Then I told them about how our marriage was not too great early on and how we found a therapist who made us work like hell, forcing us to reveal shameful secrets and pent-up rage, focussing on keeping Jack alive a well as rescuing our marriage. Since people seemed very interested in the story, I would go on about how we both learned some wonderful healing practices, like acupressure, meditation and visualization, how we walked on hot coals to really get the power of mind over matter, and how Jack nearly died from one of the alternative treatments.
With that, everybody wanted to know more, and specifically, what we did that made the cancer go away. The answer to that question was to tell the whole story, after which they could make up their own minds.
But some of this story was rather unflattering for both Jack and me, so I procrastinated for years. Finally, my supportive writing group acted as witness during our regular Tuesday afternoon meetings while I pieced together the story’s fabric using scraps of journals and threads of memory. This process lasted about a year, and then the draft languished in its cardboard folder for several more years until I decided the time was right to find an editor and prepare the story for the wider world. It seems that as I grow older, honesty becomes easier. And perhaps it would help other care-givers come to terms with feelings and behaviors that are not always socially acceptable.
Although I’ve become a huge skeptic of longevity statistics, I recently read that the three-year survival expectancy for esophageal cancer is 1%. One of the textbooks I read in 1982, when Jack was first diagnosed, said that virtually no one survives esophageal cancer. I now know that statement is not true, not just because of Jack’s experience, but I also know of others who have beat the odds. In the years between 1982 and today, physicians and scientists have begun to document a vast number of cases where people with terrible prognoses have survived for many years. Some of these patients have been lost to the medical world because they simply dropped out of the allopathic system. Others have been labeled “spontaneous remission,” or just considered mysteries. Jack Hardesty is one of the ones who dropped out of the system.
Our journey took us to Bonn, Germany for medical treatment, where we lived for four months, savoring the cafe life in summer evenings, and traveling through France on one of our holidays from treatment. During most of this time, Jack felt surprisingly well, despite his dire prognosis and the rigors of treatment. Each time we got a piece of bad news about the tumor’s growth, Jack would just say, “Time to try something new.” So we did. These new approaches left chemotherapy and radiation behind and concentrated on the nutritional, psychological, and spiritual approaches to healing. Which one or which combination worked, we will never know.

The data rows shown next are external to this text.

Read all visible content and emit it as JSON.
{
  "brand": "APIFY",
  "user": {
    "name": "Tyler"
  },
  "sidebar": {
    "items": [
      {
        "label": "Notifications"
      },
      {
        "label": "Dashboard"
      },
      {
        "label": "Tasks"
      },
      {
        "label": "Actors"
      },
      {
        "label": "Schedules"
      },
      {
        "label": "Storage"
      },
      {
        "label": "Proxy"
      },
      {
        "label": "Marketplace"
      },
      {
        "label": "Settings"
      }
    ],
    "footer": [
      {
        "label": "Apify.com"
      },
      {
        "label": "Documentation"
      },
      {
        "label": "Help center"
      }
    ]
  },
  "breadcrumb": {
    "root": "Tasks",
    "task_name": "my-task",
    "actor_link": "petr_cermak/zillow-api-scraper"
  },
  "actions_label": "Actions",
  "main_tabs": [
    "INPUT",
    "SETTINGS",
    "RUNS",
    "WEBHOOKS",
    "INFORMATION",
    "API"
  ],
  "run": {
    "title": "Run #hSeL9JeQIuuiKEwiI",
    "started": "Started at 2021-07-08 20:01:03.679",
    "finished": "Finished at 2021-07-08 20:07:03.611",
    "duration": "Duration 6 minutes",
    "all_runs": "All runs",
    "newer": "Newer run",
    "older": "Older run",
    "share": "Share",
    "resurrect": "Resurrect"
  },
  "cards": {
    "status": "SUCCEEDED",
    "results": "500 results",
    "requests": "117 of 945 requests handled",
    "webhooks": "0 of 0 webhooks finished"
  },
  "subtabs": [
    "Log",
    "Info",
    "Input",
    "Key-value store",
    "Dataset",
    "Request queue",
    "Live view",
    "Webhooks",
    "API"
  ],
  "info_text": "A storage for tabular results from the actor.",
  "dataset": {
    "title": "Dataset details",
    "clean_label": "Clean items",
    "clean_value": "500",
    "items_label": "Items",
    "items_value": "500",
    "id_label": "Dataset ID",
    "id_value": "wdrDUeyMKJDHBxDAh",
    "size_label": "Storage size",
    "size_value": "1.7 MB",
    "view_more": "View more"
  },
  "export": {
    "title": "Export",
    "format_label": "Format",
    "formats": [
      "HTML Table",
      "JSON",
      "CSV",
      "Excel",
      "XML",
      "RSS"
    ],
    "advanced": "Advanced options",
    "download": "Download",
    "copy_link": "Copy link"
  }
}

Life-threatening illness has been likened to a journey through the labyrinth, for the caregivers and loved ones, as well as for the patient. You can be pretty sure how you got in, and sometimes you’re just thrust in, but it’s not at all clear how you’re going to get out. I have learned that in the process of navigation, it becomes all about the journey rather than the destination.